milk during pregnancyThorhallur Halldorsson says, “There aren’t many prenatal dietary or environmental factors identified that explain growth in children (but) milk drinking may be one.”  Halldorsson, a research scientist at Denmark’s Center for Fetal Programming at the State Serum Institute in Copenhagen, is part of an international team of medical scientists who tracked mothers and their children for 20 years to determine if milk consumption during pregnancy influenced each child’s growth potential. The September 4, 2013, issue of the European Journal of Clinical Nutrition carries the findings of the study.

Halldorsson’s research team followed the pregnancies of 685 Danish mothers, including documenting how much milk they drank, and then it tracked the growth of the children these mothers bore. Previous studies had suggested milk consumption during gestation results in taller babies but none of the studies examined milk’s role specifically.

Of the 685 mothers in the Danish study, those who drank milk at a rate of more than five ounces every day had babies that were bigger than babies born to mothers who drank less milk. After 20 years, these same babies, now young adults, were an average of half an inch taller than their counterparts in the study born to mothers who drank less milk.

In addition to being taller, these same offspring were found to have higher blood levels of an insulin-like growth factor -- IGF-1 -- by an average of 8 percent. IGF-1 is important for promoting bone growth, although the research team says the increased amount of IGF-1 20 years after birth is not enough of a difference to be considered statistically significant to the study’s findings.

The findings do indicate a mother’s milk consumption during pregnancy “does increase weight and length at birth” and suggests the increased height continues until the child reaches physical maturity, according to Halldorsson.

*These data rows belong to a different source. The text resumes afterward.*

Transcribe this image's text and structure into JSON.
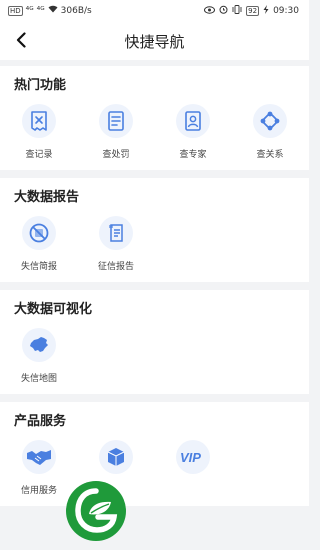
{
  "status_bar": {
    "left_badge": "HD",
    "signal1": "⁴ᴳ",
    "signal2": "⁴ᴳ",
    "network_speed": "306B/s",
    "battery": "92",
    "time": "09:30"
  },
  "header": {
    "title": "快捷导航"
  },
  "sections": [
    {
      "title": "热门功能",
      "items": [
        {
          "label": "查记录",
          "icon": "record-icon"
        },
        {
          "label": "查处罚",
          "icon": "penalty-doc-icon"
        },
        {
          "label": "查专家",
          "icon": "expert-icon"
        },
        {
          "label": "查关系",
          "icon": "relation-icon"
        }
      ]
    },
    {
      "title": "大数据报告",
      "items": [
        {
          "label": "失信简报",
          "icon": "brief-report-icon"
        },
        {
          "label": "征信报告",
          "icon": "credit-report-icon"
        }
      ]
    },
    {
      "title": "大数据可视化",
      "items": [
        {
          "label": "失信地图",
          "icon": "china-map-icon"
        }
      ]
    },
    {
      "title": "产品服务",
      "items": [
        {
          "label": "信用服务",
          "icon": "handshake-icon"
        },
        {
          "label": "",
          "icon": "cube-icon"
        },
        {
          "label": "",
          "icon": "vip-icon"
        }
      ]
    }
  ],
  "colors": {
    "accent": "#4a7fe0",
    "icon_bg": "#eef3fc",
    "page_bg": "#f2f3f5",
    "logo_green": "#1f9a3a"
  }
}
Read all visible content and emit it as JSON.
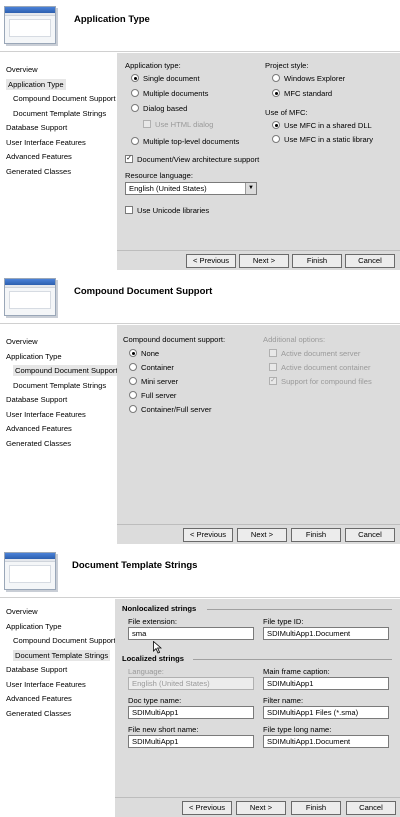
{
  "nav_items": [
    "Overview",
    "Application Type",
    "Compound Document Support",
    "Document Template Strings",
    "Database Support",
    "User Interface Features",
    "Advanced Features",
    "Generated Classes"
  ],
  "buttons": {
    "previous": "< Previous",
    "next": "Next >",
    "finish": "Finish",
    "cancel": "Cancel"
  },
  "panel1": {
    "title": "Application Type",
    "app_type_label": "Application type:",
    "single_doc": "Single document",
    "multiple_docs": "Multiple documents",
    "dialog_based": "Dialog based",
    "use_html_dialog": "Use HTML dialog",
    "multiple_top_level": "Multiple top-level documents",
    "doc_view": "Document/View architecture support",
    "resource_language_label": "Resource language:",
    "resource_language_value": "English (United States)",
    "use_unicode": "Use Unicode libraries",
    "project_style_label": "Project style:",
    "windows_explorer": "Windows Explorer",
    "mfc_standard": "MFC standard",
    "use_of_mfc_label": "Use of MFC:",
    "mfc_shared": "Use MFC in a shared DLL",
    "mfc_static": "Use MFC in a static library"
  },
  "panel2": {
    "title": "Compound Document Support",
    "support_label": "Compound document support:",
    "options": [
      "None",
      "Container",
      "Mini server",
      "Full server",
      "Container/Full server"
    ],
    "additional_label": "Additional options:",
    "active_doc_server": "Active document server",
    "active_doc_container": "Active document container",
    "support_compound_files": "Support for compound files"
  },
  "panel3": {
    "title": "Document Template Strings",
    "nonlocalized": "Nonlocalized strings",
    "file_ext_label": "File extension:",
    "file_ext_value": "sma",
    "file_type_id_label": "File type ID:",
    "file_type_id_value": "SDIMultiApp1.Document",
    "localized": "Localized strings",
    "language_label": "Language:",
    "language_value": "English (United States)",
    "main_frame_caption_label": "Main frame caption:",
    "main_frame_caption_value": "SDIMultiApp1",
    "doc_type_name_label": "Doc type name:",
    "doc_type_name_value": "SDIMultiApp1",
    "filter_name_label": "Filter name:",
    "filter_name_value": "SDIMultiApp1 Files (*.sma)",
    "file_new_short_label": "File new short name:",
    "file_new_short_value": "SDIMultiApp1",
    "file_type_long_label": "File type long name:",
    "file_type_long_value": "SDIMultiApp1.Document"
  }
}
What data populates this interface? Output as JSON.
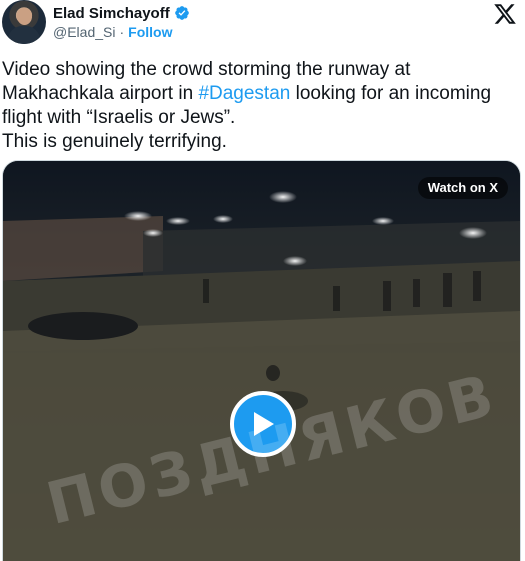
{
  "author": {
    "name": "Elad Simchayoff",
    "handle": "@Elad_Si",
    "separator": "·",
    "follow_label": "Follow",
    "verified_color": "#1d9bf0"
  },
  "brand_icon": "x-logo-icon",
  "tweet": {
    "line1": "Video showing the crowd storming the runway at",
    "line2_before": "Makhachkala airport in ",
    "hashtag": "#Dagestan",
    "line2_after": " looking for an incoming",
    "line3": "flight with “Israelis or Jews”.",
    "line4": "This is genuinely terrifying."
  },
  "media": {
    "watch_label": "Watch on X",
    "play_icon": "play-icon",
    "watermark": "ПОЗДНЯКОВ"
  },
  "colors": {
    "accent": "#1d9bf0",
    "text": "#0f1419",
    "muted": "#536471"
  }
}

The women in the study who consumed more than five ounces of milk a day and gave birth to the bigger babies almost unanimously chose to drink low-fat milk. Some other factors taken into consideration were the mother’s age, body mass index (BMI), and height.

The multinational team of researchers includes members from various institutions in Denmark as well as Iceland and the Harvard School of Public Health’s Department of Nutrition in Boston, Massachusetts.

Source: T I Halldorsson, et al. "Maternal Milk Consumption, Birth Size and Adult Height of Offspring: A Prospective Cohort Study with 20 Years of Follow-Up." European Journal of Clinical Nutrition (EJCN). 4 Sept 2013. Web. 30 Sept 2013.